● Work instructions:
Restate the records in full, so that each line matches the original exactly.

● Exercise data:
· · ·

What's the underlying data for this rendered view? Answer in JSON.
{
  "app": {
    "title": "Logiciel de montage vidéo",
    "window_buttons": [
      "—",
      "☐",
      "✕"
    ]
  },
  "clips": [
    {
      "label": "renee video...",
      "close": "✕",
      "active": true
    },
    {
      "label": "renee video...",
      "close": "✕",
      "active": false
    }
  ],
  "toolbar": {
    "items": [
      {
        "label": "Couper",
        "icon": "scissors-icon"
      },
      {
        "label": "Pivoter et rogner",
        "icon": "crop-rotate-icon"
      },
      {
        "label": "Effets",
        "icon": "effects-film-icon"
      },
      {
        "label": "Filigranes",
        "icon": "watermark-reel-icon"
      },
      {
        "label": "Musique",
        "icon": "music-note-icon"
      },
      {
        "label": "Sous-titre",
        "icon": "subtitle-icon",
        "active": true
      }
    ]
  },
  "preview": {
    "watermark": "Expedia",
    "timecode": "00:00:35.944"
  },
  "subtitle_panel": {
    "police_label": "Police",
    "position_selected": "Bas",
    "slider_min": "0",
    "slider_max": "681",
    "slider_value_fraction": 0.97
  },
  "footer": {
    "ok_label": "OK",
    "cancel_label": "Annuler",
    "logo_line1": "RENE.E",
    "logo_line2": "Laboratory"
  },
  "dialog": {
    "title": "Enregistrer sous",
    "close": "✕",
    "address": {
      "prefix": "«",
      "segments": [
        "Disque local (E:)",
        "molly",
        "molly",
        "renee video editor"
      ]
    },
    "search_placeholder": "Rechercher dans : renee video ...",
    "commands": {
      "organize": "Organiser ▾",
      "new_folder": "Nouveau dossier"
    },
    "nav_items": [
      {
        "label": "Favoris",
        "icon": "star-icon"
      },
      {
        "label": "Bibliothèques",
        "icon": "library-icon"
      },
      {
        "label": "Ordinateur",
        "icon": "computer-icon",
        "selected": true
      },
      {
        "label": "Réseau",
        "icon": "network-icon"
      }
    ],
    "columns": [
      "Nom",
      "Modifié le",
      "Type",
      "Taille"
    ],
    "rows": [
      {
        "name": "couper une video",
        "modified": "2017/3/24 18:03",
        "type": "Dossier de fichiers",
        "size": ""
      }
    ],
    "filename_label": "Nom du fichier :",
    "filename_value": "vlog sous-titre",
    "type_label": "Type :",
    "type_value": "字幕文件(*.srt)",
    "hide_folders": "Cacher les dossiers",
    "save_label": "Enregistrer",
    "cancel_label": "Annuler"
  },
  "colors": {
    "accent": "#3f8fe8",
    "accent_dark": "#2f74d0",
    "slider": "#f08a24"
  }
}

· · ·

● Answer to this problem:
What's the underlying data for this rendered view? Answer in JSON.
{
  "app": {
    "title": "Logiciel de montage vidéo",
    "window_buttons": [
      "—",
      "☐",
      "✕"
    ]
  },
  "clips": [
    {
      "label": "renee video...",
      "close": "✕",
      "active": true
    },
    {
      "label": "renee video...",
      "close": "✕",
      "active": false
    }
  ],
  "toolbar": {
    "items": [
      {
        "label": "Couper",
        "icon": "scissors-icon"
      },
      {
        "label": "Pivoter et rogner",
        "icon": "crop-rotate-icon"
      },
      {
        "label": "Effets",
        "icon": "effects-film-icon"
      },
      {
        "label": "Filigranes",
        "icon": "watermark-reel-icon"
      },
      {
        "label": "Musique",
        "icon": "music-note-icon"
      },
      {
        "label": "Sous-titre",
        "icon": "subtitle-icon",
        "active": true
      }
    ]
  },
  "preview": {
    "watermark": "Expedia",
    "timecode": "00:00:35.944"
  },
  "subtitle_panel": {
    "police_label": "Police",
    "position_selected": "Bas",
    "slider_min": "0",
    "slider_max": "681",
    "slider_value_fraction": 0.97
  },
  "footer": {
    "ok_label": "OK",
    "cancel_label": "Annuler",
    "logo_line1": "RENE.E",
    "logo_line2": "Laboratory"
  },
  "dialog": {
    "title": "Enregistrer sous",
    "close": "✕",
    "address": {
      "prefix": "«",
      "segments": [
        "Disque local (E:)",
        "molly",
        "molly",
        "renee video editor"
      ]
    },
    "search_placeholder": "Rechercher dans : renee video ...",
    "commands": {
      "organize": "Organiser ▾",
      "new_folder": "Nouveau dossier"
    },
    "nav_items": [
      {
        "label": "Favoris",
        "icon": "star-icon"
      },
      {
        "label": "Bibliothèques",
        "icon": "library-icon"
      },
      {
        "label": "Ordinateur",
        "icon": "computer-icon",
        "selected": true
      },
      {
        "label": "Réseau",
        "icon": "network-icon"
      }
    ],
    "columns": [
      "Nom",
      "Modifié le",
      "Type",
      "Taille"
    ],
    "rows": [
      {
        "name": "couper une video",
        "modified": "2017/3/24 18:03",
        "type": "Dossier de fichiers",
        "size": ""
      }
    ],
    "filename_label": "Nom du fichier :",
    "filename_value": "vlog sous-titre",
    "type_label": "Type :",
    "type_value": "字幕文件(*.srt)",
    "hide_folders": "Cacher les dossiers",
    "save_label": "Enregistrer",
    "cancel_label": "Annuler"
  },
  "colors": {
    "accent": "#3f8fe8",
    "accent_dark": "#2f74d0",
    "slider": "#f08a24"
  }
}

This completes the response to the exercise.